ISAKOS: 2019 Congress in Cancun, Mexico

2019 ISAKOS Biennial Congress ePoster #108


Investigation of the Factors to Affect the Duration to Return Sports After the Surgery of Anterior Talofibular Ligament Repair with Arthroscopy

Mitsuru Hanada, MD, PhD, Hamamatsu, Shizuoka JAPAN
Yukihiro Matsuyama, MD, PhD, Hamamatsu, Shizuoka JAPAN

Hamamatsu University School of Medicine, Hamamatsu, Shizuoka, JAPAN

FDA Status Not Applicable


In arthroscopic ATFL suture surgery, patients who had talar and/or tibial plafond cartilage damage may have extended duration to return sports activity more than patients who had no talar cartilage damage, in spite of good clinical outcomes for patients with or without cartilage damage.



We perform to suture the anterior talofibular ligament (ATFL) with arthroscopy for old ATFL injury.


Purpose in this study was to investigation of the factors to affect the duration to return to sports activity after the surgery of arthroscopic ATFL suture for chronic ankle instability.


Ten patients (four males and six females), with an average age of 32 (range, 14–60) years, were included in this study. All patients were performed arthroscopic examination to evaluate the fibers of ATFL and intra-articular comorbidity, and then were performed ATFL suture by Lasso loop technique with two suture anchors which were inserted into the fibula. They were followed to over 6 months after surgery.


Japanese Society for Surgery of the Foot (JSSF) scale became postoperative mean 90 points from preoperative mean 61 points. The talar tilt angle (TTA) in varus stress radiography improved to postoperative 3.4 degrees (0-5 degrees) from preoperative 7.4 degrees (3-14 degrees). Anterior talar translation (ATT) in anterior drawer stress radiography improved to postoperative 4.0mm (2.0-6.0mm) from preoperative 6.4mm (4.5-8.5mm). Five patients with talar cartilage damage in arthroscopy required 4.6 months to start jogging after surgery, although five patients without talar cartilage damage required 2.2 months.

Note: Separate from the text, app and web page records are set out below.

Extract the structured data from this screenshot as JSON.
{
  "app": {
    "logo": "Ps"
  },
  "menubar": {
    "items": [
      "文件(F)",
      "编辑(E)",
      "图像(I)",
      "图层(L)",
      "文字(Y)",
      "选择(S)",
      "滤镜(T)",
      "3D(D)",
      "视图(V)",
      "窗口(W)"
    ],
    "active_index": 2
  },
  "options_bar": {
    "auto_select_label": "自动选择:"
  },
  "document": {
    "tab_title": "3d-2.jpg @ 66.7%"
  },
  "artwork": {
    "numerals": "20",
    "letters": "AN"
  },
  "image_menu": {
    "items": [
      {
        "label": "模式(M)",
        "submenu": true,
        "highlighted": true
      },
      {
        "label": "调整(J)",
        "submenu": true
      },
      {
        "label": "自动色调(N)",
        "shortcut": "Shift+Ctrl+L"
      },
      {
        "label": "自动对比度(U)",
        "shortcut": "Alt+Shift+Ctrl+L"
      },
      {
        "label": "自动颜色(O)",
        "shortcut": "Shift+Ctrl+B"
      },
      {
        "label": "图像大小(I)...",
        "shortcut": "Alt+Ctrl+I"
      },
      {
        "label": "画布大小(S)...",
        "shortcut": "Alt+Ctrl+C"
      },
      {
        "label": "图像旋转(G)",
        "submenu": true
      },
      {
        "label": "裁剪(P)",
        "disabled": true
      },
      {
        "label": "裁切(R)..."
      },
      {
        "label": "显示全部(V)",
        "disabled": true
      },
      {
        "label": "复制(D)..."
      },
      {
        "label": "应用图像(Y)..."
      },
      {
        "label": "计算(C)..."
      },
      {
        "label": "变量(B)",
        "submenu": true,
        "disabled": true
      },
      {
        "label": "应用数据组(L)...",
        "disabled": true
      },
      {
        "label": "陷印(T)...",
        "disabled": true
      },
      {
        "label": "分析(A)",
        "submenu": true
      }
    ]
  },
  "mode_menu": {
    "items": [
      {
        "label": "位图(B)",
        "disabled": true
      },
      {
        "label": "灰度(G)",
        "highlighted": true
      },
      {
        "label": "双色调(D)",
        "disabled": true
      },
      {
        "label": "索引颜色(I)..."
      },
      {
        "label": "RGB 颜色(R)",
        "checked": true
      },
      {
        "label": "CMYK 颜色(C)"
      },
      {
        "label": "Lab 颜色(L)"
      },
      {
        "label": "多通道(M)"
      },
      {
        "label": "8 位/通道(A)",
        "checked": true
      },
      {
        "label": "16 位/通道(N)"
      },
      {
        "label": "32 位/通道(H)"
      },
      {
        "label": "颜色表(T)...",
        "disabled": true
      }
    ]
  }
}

In patients with talar and/or tibial plafond cartilage damage, there were three patients (60%) who could return to sports within a year. All of five patients without talar and/or tibial plafond cartilage damage could return to sports in averaged 3.4 months after surgery. Age, gender, body height, weight, degree of preoperative instability, and preoperative clinical score were not associated with the duration to start jogging and sports activity.


The clinical outcome of arthroscopic suture of ATFL was good. The duration to start sports activity in patients with talar cartilage damage may be extended more than patients without talar cartilage damage.